Less than a sixth e-waste is recycled

The worst offenders for e-waste are China and the United States. They contributed the most e-waste last year. A United Nations study concluded that out of all e-waste, less than a sixth ends up recycled, which is a worrying statistic. This means that there were more than 41 million tonnes of e-waste that was dumped last year, and less than seven million tonnes were taken for recycling.

A recent report from the United Nations Environment Programme (UNEP) shows that this waste is continuing to pose a serious threat to the environment and human health, with a lot of this waste being dumped in developing countries. In Ghana, young people are burning old refrigerator foam in order to glean copper and other metals from the dumped defunct electric devices. This is happening in the country’s capital, Accra, excessively, and the people there are drastically reducing their life expectancy. However, Accra is not alone in this problem, as similar scenarios are occurring all over Asia and Africa. Achim Steiner, the director of the UNEAP, said that we are seeing unprecedented quantities of electronic waste rolling out over the globe.

So, where does the UK fall in terms of e-waste? Our e-waste represents 23.5 kg of e-waste per capita. While we may not contribute as much e-waste as the USA, regarding e-waste per capita the problem is worse in the UK than it is in the US and China as well as other big offenders, such as Germany and Japan. This showcases the extreme need for action to be taken, and this often starts with education, as most people are not aware of the correct methods to dispose of their electronic items.

To conclude, the problem of e-waste is an enormous one, and it is one that is causing significant damage to the planet and huge health worries to individuals in developing nations. It is time to start making a difference today. Here’s what you can do:

How to deal with e-waste

Look closely at the packaging of anything that takes batteries or requires a plug and you’ll see a crossed out wheelie bin. This is because all forms of e-waste from a TV remote control to an outdated smartphone to a refrigerator need to be recycled properly, in alignment with the UK WEEE Directive. And it’s easier than you might think to recycle it. Some local authorities will collect small WEEE devices from your kerbside. Where I live there are collections once a fortnight for any WEEE item that fits into a carrier bag such as hairdryers, mobile phones, irons, dvd players, torches, fans and household batteries.
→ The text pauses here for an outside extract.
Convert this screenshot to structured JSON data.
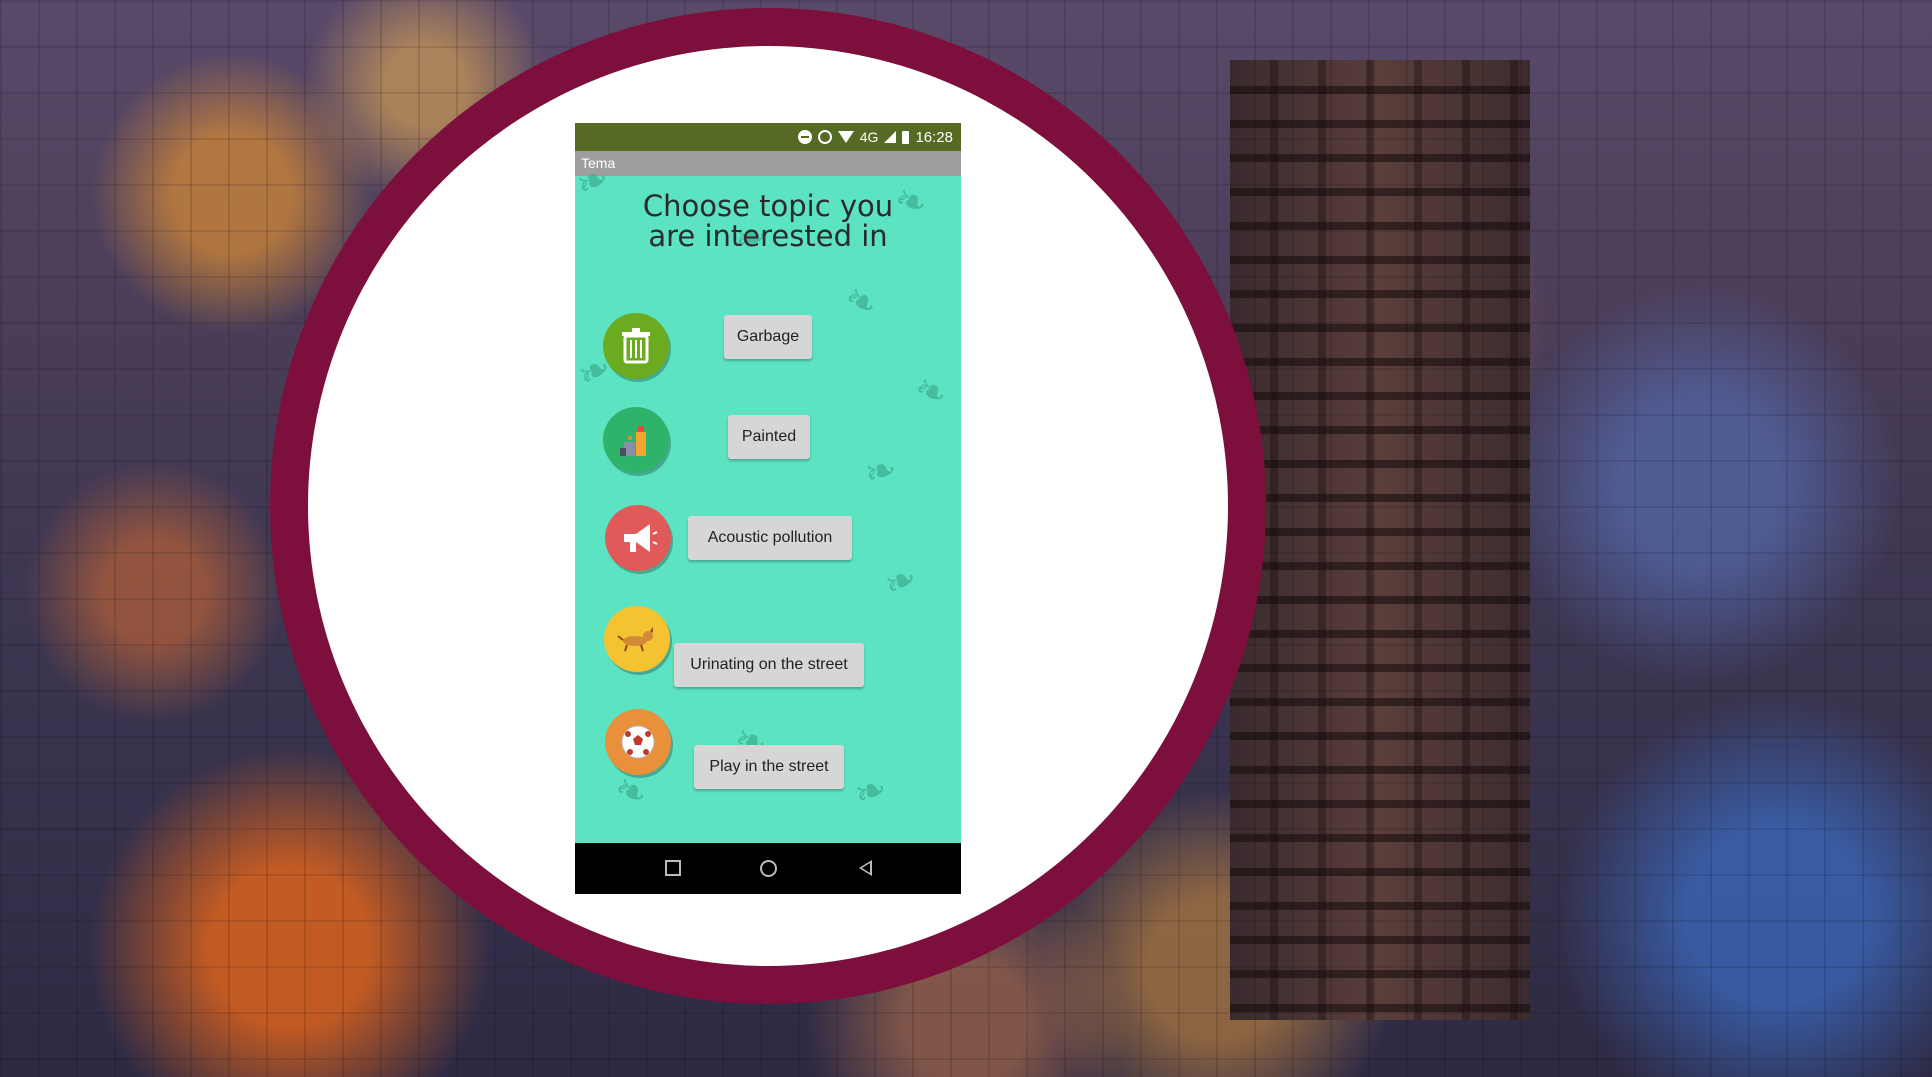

If you don’t live in an area with kerbside collections, you’ll most likely find that your local HWRC accepts all forms of WEEE, including large items such as kitchen appliances. You may be able to organise a collection from your council for a fee. What you might not realise is that manufacturers who supply WEEE have a duty to take back any electronic or electrical item you no longer use for recycling in their store and some delivery companies will take away old appliances such as washing machines, when they deliver your new one.